## ACTION ITEM
With the pictures excluded, retype the records that follow exactly.

## TASK INPUTS
Start of Block
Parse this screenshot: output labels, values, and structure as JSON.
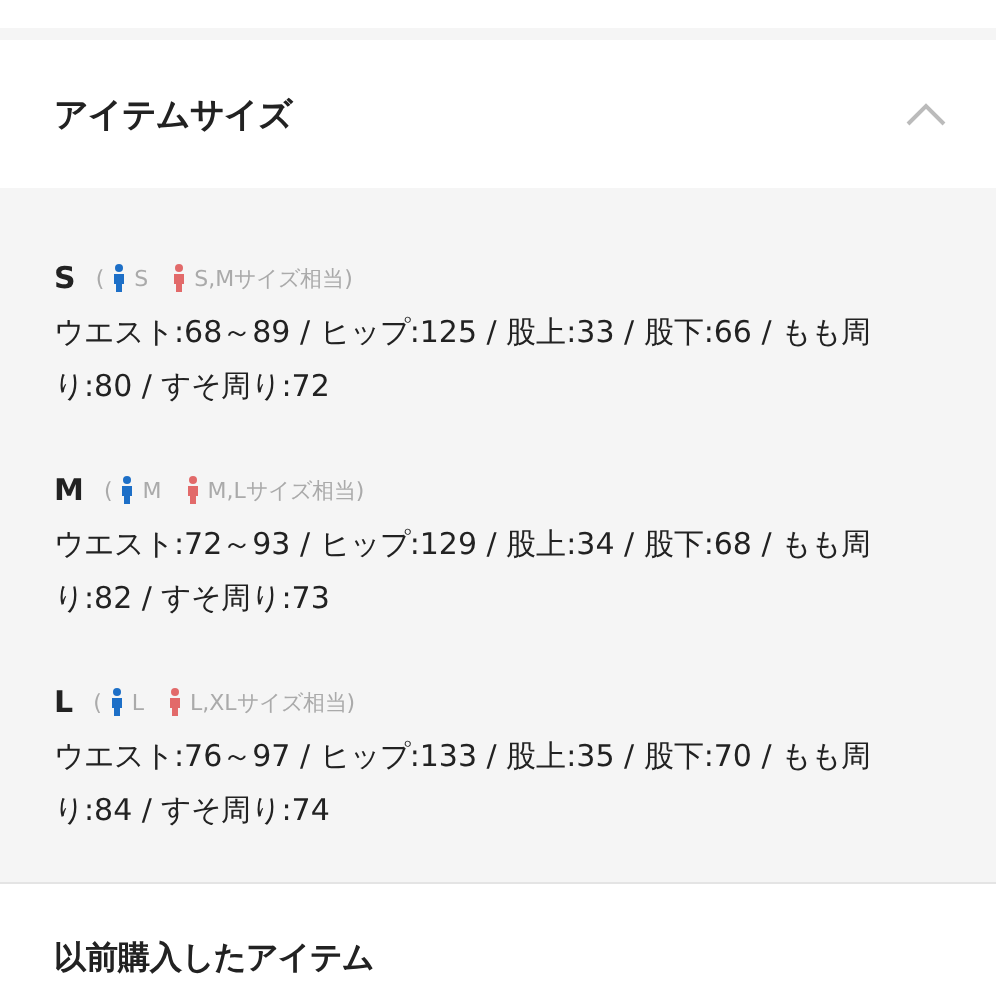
{
  "section": {
    "title": "アイテムサイズ",
    "expanded": true
  },
  "sizes": [
    {
      "label": "S",
      "open_paren": "(",
      "men": "S",
      "women": "S,Mサイズ相当)",
      "measurements": "ウエスト:68～89 / ヒップ:125 / 股上:33 / 股下:66 / もも周り:80 / すそ周り:72"
    },
    {
      "label": "M",
      "open_paren": "(",
      "men": "M",
      "women": "M,Lサイズ相当)",
      "measurements": "ウエスト:72～93 / ヒップ:129 / 股上:34 / 股下:68 / もも周り:82 / すそ周り:73"
    },
    {
      "label": "L",
      "open_paren": "(",
      "men": "L",
      "women": "L,XLサイズ相当)",
      "measurements": "ウエスト:76～97 / ヒップ:133 / 股上:35 / 股下:70 / もも周り:84 / すそ周り:74"
    }
  ],
  "next_section": {
    "title": "以前購入したアイテム"
  }
}
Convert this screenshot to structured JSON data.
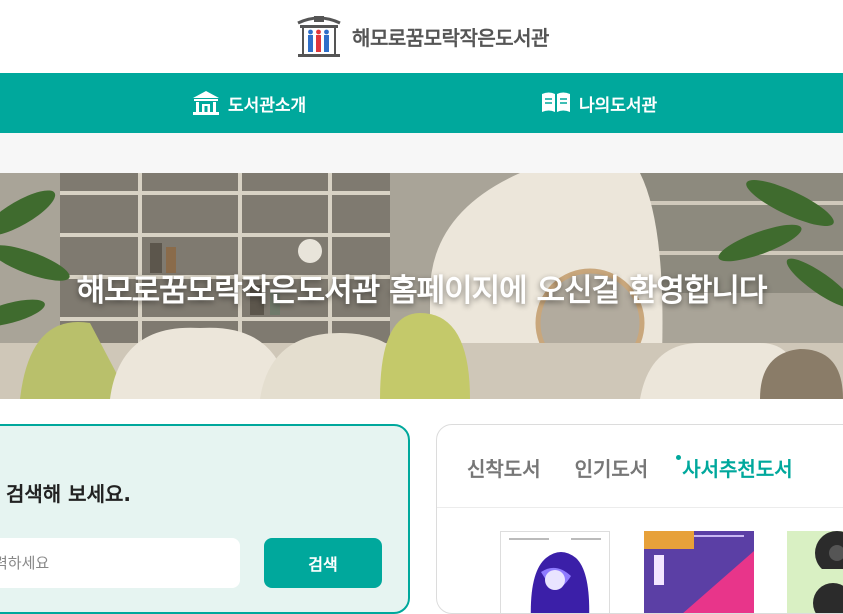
{
  "header": {
    "title": "해모로꿈모락작은도서관"
  },
  "nav": {
    "items": [
      {
        "label": "도서관소개",
        "icon": "library-building-icon"
      },
      {
        "label": "나의도서관",
        "icon": "open-book-icon"
      }
    ]
  },
  "hero": {
    "title": "해모로꿈모락작은도서관 홈페이지에 오신걸 환영합니다"
  },
  "search": {
    "heading": "검색해 보세요.",
    "placeholder": "력하세요",
    "button_label": "검색"
  },
  "books": {
    "tabs": [
      {
        "label": "신착도서",
        "active": false
      },
      {
        "label": "인기도서",
        "active": false
      },
      {
        "label": "사서추천도서",
        "active": true
      }
    ],
    "covers": [
      {
        "style": "white cover with purple figure"
      },
      {
        "style": "purple and pink cover"
      },
      {
        "style": "light green cover with dark circles"
      }
    ]
  },
  "colors": {
    "accent": "#00a89c",
    "search_panel_bg": "#e6f4f1",
    "nav_text": "#ffffff"
  }
}
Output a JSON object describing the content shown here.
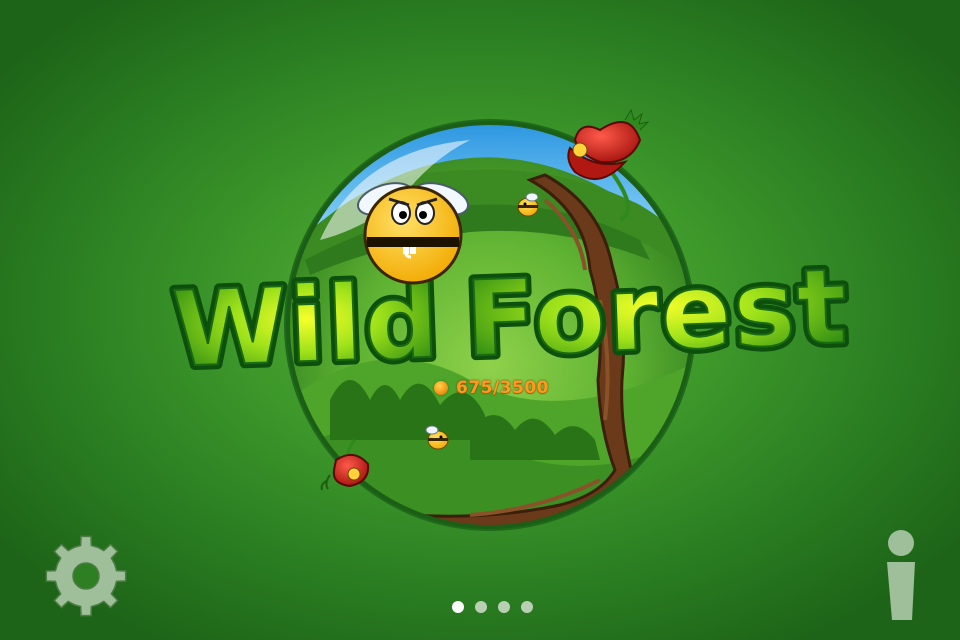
{
  "game": {
    "title_part1": "Wild",
    "title_part2": "Forest",
    "score": "675/3500"
  },
  "controls": {
    "settings_icon": "gear-icon",
    "info_icon": "info-icon"
  },
  "pager": {
    "total_pages": 4,
    "active_page": 1
  },
  "colors": {
    "background": "#3f9a2b",
    "score_text": "#ff9a1f",
    "icon_tint": "#9fbf9a",
    "title_fill": "#7ccf17"
  }
}
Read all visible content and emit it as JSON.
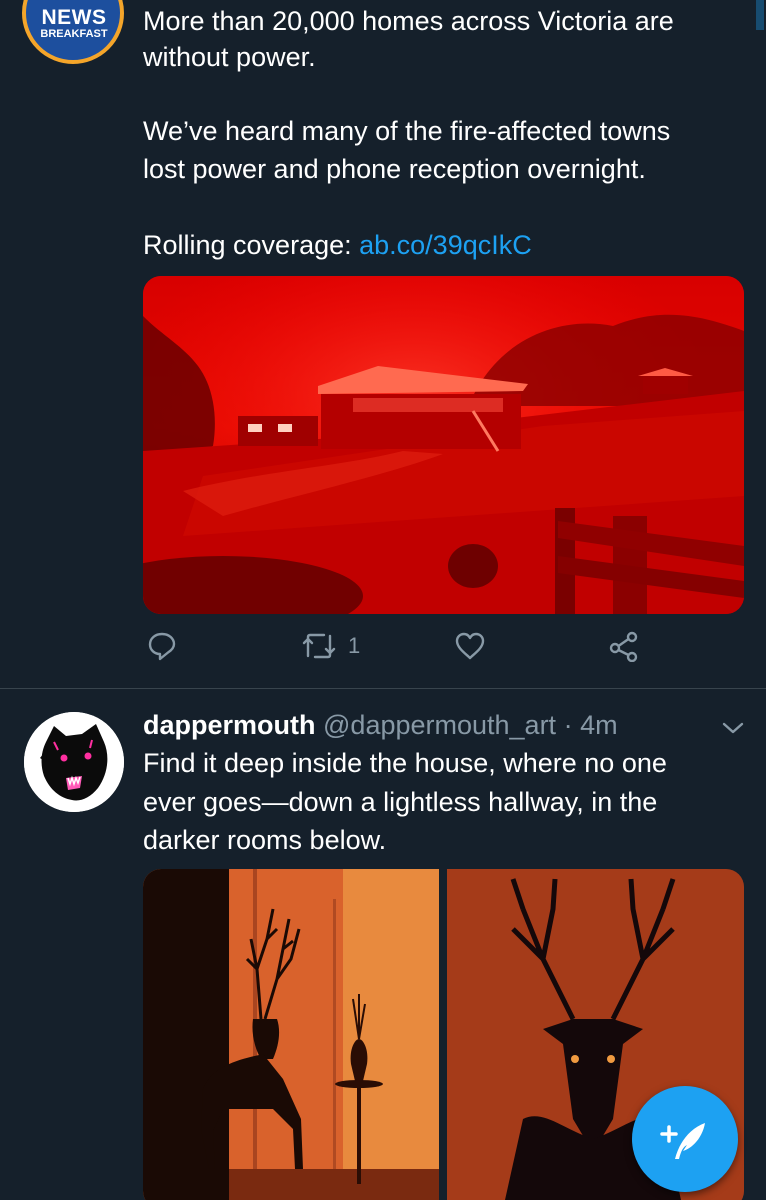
{
  "tweet1": {
    "avatar": {
      "line1": "NEWS",
      "line2": "BREAKFAST"
    },
    "lines": [
      "More than 20,000 homes across Victoria are",
      "without power.",
      "We’ve heard many of the fire-affected towns",
      "lost power and phone reception overnight."
    ],
    "coverage_label": "Rolling coverage: ",
    "coverage_link": "ab.co/39qcIkC",
    "retweet_count": "1",
    "media_icon": "bushfire-house-photo"
  },
  "tweet2": {
    "display_name": "dappermouth",
    "handle": "@dappermouth_art",
    "separator": "·",
    "time": "4m",
    "lines": [
      "Find it deep inside the house, where no one",
      "ever goes—down a lightless hallway, in the",
      "darker rooms below."
    ],
    "media_icon": "deer-illustration"
  },
  "colors": {
    "background": "#15202b",
    "accent": "#1da1f2",
    "muted": "#8899a6",
    "divider": "#38444d"
  },
  "icons": {
    "reply": "reply-icon",
    "retweet": "retweet-icon",
    "like": "heart-icon",
    "share": "share-icon",
    "menu": "chevron-down-icon",
    "compose": "compose-tweet-icon"
  }
}
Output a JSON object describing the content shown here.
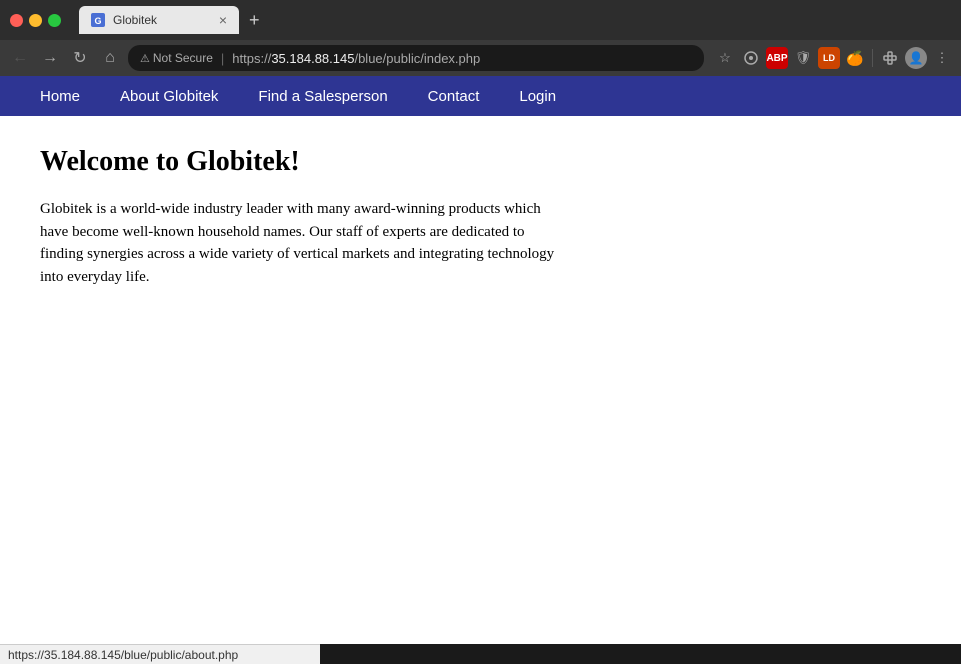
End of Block
## ANSWER SPACE
Parse this screenshot: output labels, values, and structure as JSON.
{
  "section": {
    "title": "アイテムサイズ",
    "expanded": true
  },
  "sizes": [
    {
      "label": "S",
      "open_paren": "(",
      "men": "S",
      "women": "S,Mサイズ相当)",
      "measurements": "ウエスト:68～89 / ヒップ:125 / 股上:33 / 股下:66 / もも周り:80 / すそ周り:72"
    },
    {
      "label": "M",
      "open_paren": "(",
      "men": "M",
      "women": "M,Lサイズ相当)",
      "measurements": "ウエスト:72～93 / ヒップ:129 / 股上:34 / 股下:68 / もも周り:82 / すそ周り:73"
    },
    {
      "label": "L",
      "open_paren": "(",
      "men": "L",
      "women": "L,XLサイズ相当)",
      "measurements": "ウエスト:76～97 / ヒップ:133 / 股上:35 / 股下:70 / もも周り:84 / すそ周り:74"
    }
  ],
  "next_section": {
    "title": "以前購入したアイテム"
  }
}
Convert this screenshot to structured JSON data.
{
  "header": {
    "title": "해모로꿈모락작은도서관"
  },
  "nav": {
    "items": [
      {
        "label": "도서관소개",
        "icon": "library-building-icon"
      },
      {
        "label": "나의도서관",
        "icon": "open-book-icon"
      }
    ]
  },
  "hero": {
    "title": "해모로꿈모락작은도서관 홈페이지에 오신걸 환영합니다"
  },
  "search": {
    "heading": "검색해 보세요.",
    "placeholder": "력하세요",
    "button_label": "검색"
  },
  "books": {
    "tabs": [
      {
        "label": "신착도서",
        "active": false
      },
      {
        "label": "인기도서",
        "active": false
      },
      {
        "label": "사서추천도서",
        "active": true
      }
    ],
    "covers": [
      {
        "style": "white cover with purple figure"
      },
      {
        "style": "purple and pink cover"
      },
      {
        "style": "light green cover with dark circles"
      }
    ]
  },
  "colors": {
    "accent": "#00a89c",
    "search_panel_bg": "#e6f4f1",
    "nav_text": "#ffffff"
  }
}
Output a JSON object describing the content shown here.
{
  "game": {
    "title_part1": "Wild",
    "title_part2": "Forest",
    "score": "675/3500"
  },
  "controls": {
    "settings_icon": "gear-icon",
    "info_icon": "info-icon"
  },
  "pager": {
    "total_pages": 4,
    "active_page": 1
  },
  "colors": {
    "background": "#3f9a2b",
    "score_text": "#ff9a1f",
    "icon_tint": "#9fbf9a",
    "title_fill": "#7ccf17"
  }
}
Read all visible content and emit it as JSON.
{
  "tweet1": {
    "avatar": {
      "line1": "NEWS",
      "line2": "BREAKFAST"
    },
    "lines": [
      "More than 20,000 homes across Victoria are",
      "without power.",
      "We’ve heard many of the fire-affected towns",
      "lost power and phone reception overnight."
    ],
    "coverage_label": "Rolling coverage: ",
    "coverage_link": "ab.co/39qcIkC",
    "retweet_count": "1",
    "media_icon": "bushfire-house-photo"
  },
  "tweet2": {
    "display_name": "dappermouth",
    "handle": "@dappermouth_art",
    "separator": "·",
    "time": "4m",
    "lines": [
      "Find it deep inside the house, where no one",
      "ever goes—down a lightless hallway, in the",
      "darker rooms below."
    ],
    "media_icon": "deer-illustration"
  },
  "colors": {
    "background": "#15202b",
    "accent": "#1da1f2",
    "muted": "#8899a6",
    "divider": "#38444d"
  },
  "icons": {
    "reply": "reply-icon",
    "retweet": "retweet-icon",
    "like": "heart-icon",
    "share": "share-icon",
    "menu": "chevron-down-icon",
    "compose": "compose-tweet-icon"
  }
}
Output a JSON object describing the content shown here.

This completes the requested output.